At common law, the husband was liable for the torts of his wife, not because she was considered an agent but because she was considered to be an extension of him. “Husband and wife were only one person in law,” 1 says Holmes, and any act of the wife was supposed to have been done at the husband’s direction (to which Mr. Dickens’s Mr. Bumble responded, in the memorable line, “If the law supposes that, the law is a ass—a idiot” 2 ). This ancient view has been abrogated by statute or by court ruling in all the states, so that now a wife is solely responsible for her own torts unless she in fact serves as her husband’s agent.
Unlike wives, children are not presumed at common law to be agents or extensions of the father so that normally parents are not vicariously liable for their children’s torts. However, they can be held liable for failing to control children known to be dangerous.

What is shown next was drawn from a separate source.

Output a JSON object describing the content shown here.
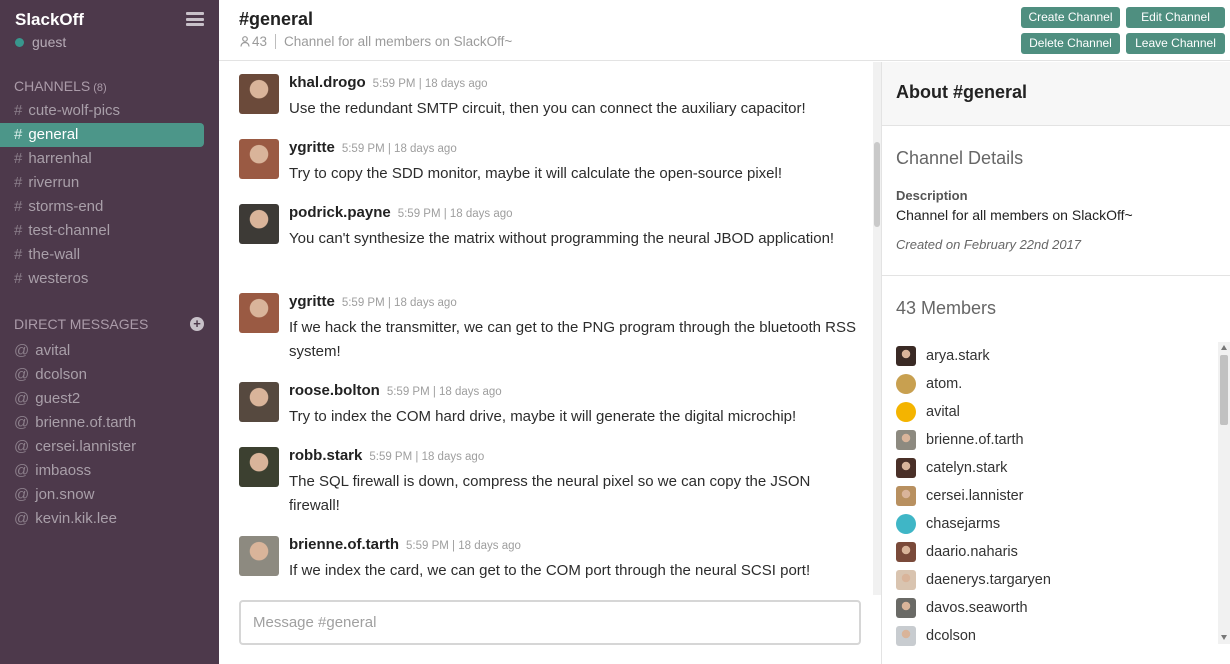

Most states have statutorily changed the common-law rule, making parents responsible for willful or malicious tortious acts of their children whether or not they are known to be mischief-makers. Thus the Illinois Parental Responsibility Law provides the following: “The parent or legal guardian of an unemancipated minor who resides with such parent or legal guardian is liable for actual damages for the willful or malicious acts of such minor which cause injury to a person or property.” 3 Several other states impose a monetary limit on such liability.